Despite being a post-pro guy, you keep getting producer credits. How did this happen on Treehouse?

Treehouse is a neat horror film that the director, Michael Bartlett, put together under some hilariously hard constraints in the Ozark Mountains. The film was pre-sold at a film market for distribution through Redbox.

They were shooting out of town, using the RED camera, shooting in a big format, and they’d only have a limited number of computers. So I came in as post-producer at the beginning of the project and designed their workflow.

In the film, it’s ice cold; it’s night. You punish people to get these types of shots. It was a small, short shoot and they knew they weren’t going to get a lot of takes. When we watched the footage, I told Michael, “Hey, you’re a horror film director. You know these scenes have to have a certain tonality or else it’s not going to be scary. Let’s just say it straight. I can get as much out of these scenes as you have here, but you really are missing these key elements. You don’t want to go to the film market guys that brokered your film and say ‘Oh, here’s my not so scary film.’”

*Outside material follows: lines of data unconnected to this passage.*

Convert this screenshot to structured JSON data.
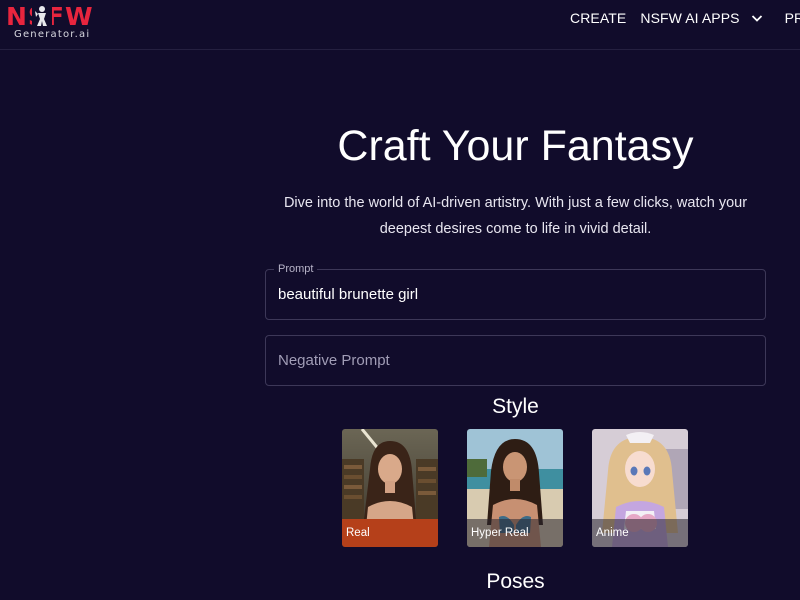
{
  "brand": {
    "logo_text": "NSFW",
    "logo_subtext": "Generator.ai",
    "accent": "#e8253e"
  },
  "nav": {
    "items": [
      {
        "label": "CREATE"
      },
      {
        "label": "NSFW AI APPS",
        "icon": "chevron-down-icon"
      },
      {
        "label": "PRICING"
      }
    ]
  },
  "hero": {
    "title": "Craft Your Fantasy",
    "subtitle": "Dive into the world of AI-driven artistry. With just a few clicks, watch your deepest desires come to life in vivid detail."
  },
  "form": {
    "prompt_label": "Prompt",
    "prompt_value": "beautiful brunette girl",
    "negative_placeholder": "Negative Prompt"
  },
  "style": {
    "title": "Style",
    "selected": "Real",
    "selected_color": "#b5401a",
    "cards": [
      {
        "label": "Real"
      },
      {
        "label": "Hyper Real"
      },
      {
        "label": "Anime"
      }
    ]
  },
  "poses": {
    "title": "Poses"
  },
  "colors": {
    "background": "#110c2b",
    "border": "#3d3858"
  }
}
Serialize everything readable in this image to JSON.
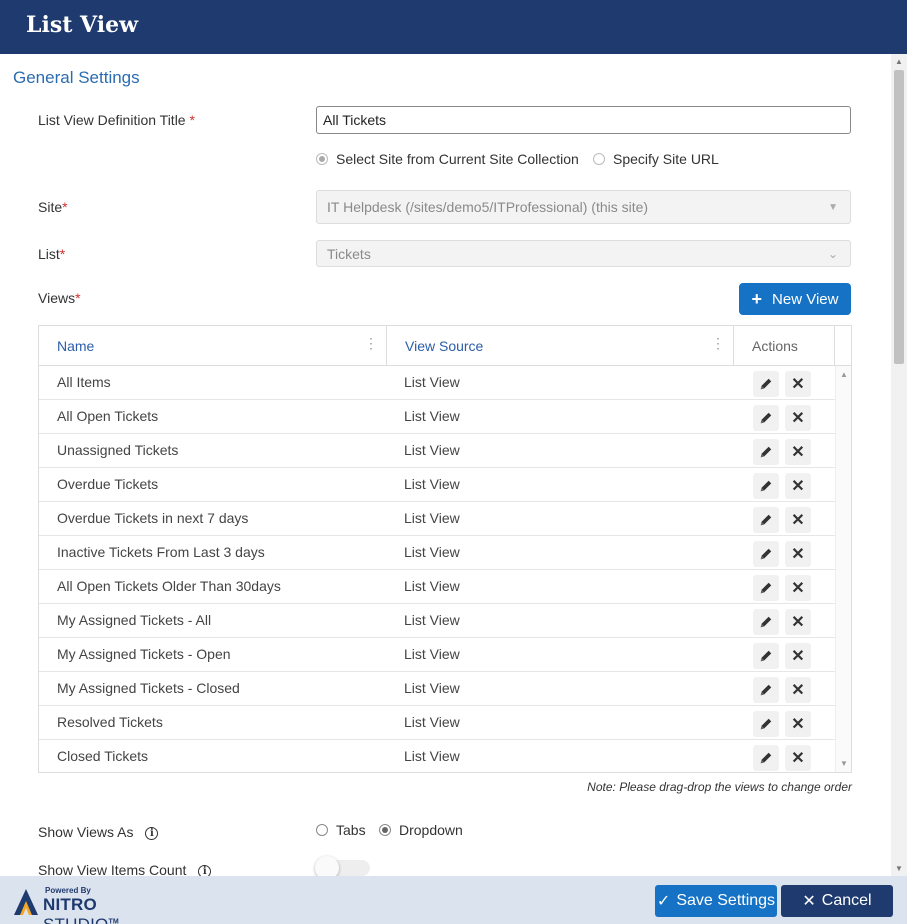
{
  "window": {
    "title": "List View"
  },
  "section": {
    "title": "General Settings"
  },
  "form": {
    "title_label": "List View Definition Title",
    "title_required": "*",
    "title_value": "All Tickets",
    "site_option_current": "Select Site from Current Site Collection",
    "site_option_url": "Specify Site URL",
    "site_label": "Site",
    "site_required": "*",
    "site_value": "IT Helpdesk (/sites/demo5/ITProfessional) (this site)",
    "list_label": "List",
    "list_required": "*",
    "list_value": "Tickets",
    "views_label": "Views",
    "views_required": "*",
    "new_view_label": "New View",
    "show_views_as_label": "Show Views As",
    "show_views_as_option_tabs": "Tabs",
    "show_views_as_option_dropdown": "Dropdown",
    "show_count_label": "Show View Items Count"
  },
  "grid": {
    "columns": [
      "Name",
      "View Source",
      "Actions"
    ],
    "rows": [
      {
        "name": "All Items",
        "source": "List View"
      },
      {
        "name": "All Open Tickets",
        "source": "List View"
      },
      {
        "name": "Unassigned Tickets",
        "source": "List View"
      },
      {
        "name": "Overdue Tickets",
        "source": "List View"
      },
      {
        "name": "Overdue Tickets in next 7 days",
        "source": "List View"
      },
      {
        "name": "Inactive Tickets From Last 3 days",
        "source": "List View"
      },
      {
        "name": "All Open Tickets Older Than 30days",
        "source": "List View"
      },
      {
        "name": "My Assigned Tickets - All",
        "source": "List View"
      },
      {
        "name": "My Assigned Tickets - Open",
        "source": "List View"
      },
      {
        "name": "My Assigned Tickets - Closed",
        "source": "List View"
      },
      {
        "name": "Resolved Tickets",
        "source": "List View"
      },
      {
        "name": "Closed Tickets",
        "source": "List View"
      }
    ],
    "note": "Note: Please drag-drop the views to change order"
  },
  "footer": {
    "powered_by": "Powered By",
    "brand_nitro": "NITRO",
    "brand_studio": "STUDIO",
    "brand_tm": "TM",
    "save_label": "Save Settings",
    "cancel_label": "Cancel"
  },
  "colors": {
    "header_bg": "#1f3a6e",
    "primary": "#1672c4",
    "link": "#2b5ea7",
    "required": "#d32f2f",
    "footer_bg": "#dbe3ef"
  },
  "icons": {
    "edit": "pencil-icon",
    "delete": "close-icon",
    "info": "info-icon",
    "save": "check-icon",
    "cancel": "x-icon",
    "new": "plus-icon"
  }
}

Michael saw exactly what I was talking about; I was preaching to the choir. He went back to the Ozarks, did some additional shooting and he pulled it off.

I threw all the talent I could at his film with little to low budget and Michael offered me a producer credit. I really appreciated it. And that is part of producing: getting people to believe in your project. Not twisting their arms, but finding the right people for the right jobs at the right time to get the best film.

You use the term “currency of favors” to describe how Atlanta indie filmmakers are getting their projects made now. Can you explain that?

Favors are a commodity and currently in the Atlanta market, the indie field is trading this “currency of favors.” Outside of all the paid broadcast and bigger film stuff, in the indie zone you’re allowed to practice and do things you wouldn’t normally get to do. And that’s the exciting part of it.

To convince certain people to do certain projects, to rope ‘em in, one of the things you can offer someone is the opportunity to practice a skill set they don’t normally get to use. They get to move up a position. And then they get that experience with that skill set. It sounds pretty straightforward, but then how else are you going to get any better?

Some people tell me, “I don’t need to do that; I’ve already paid my dues.”


Share this Post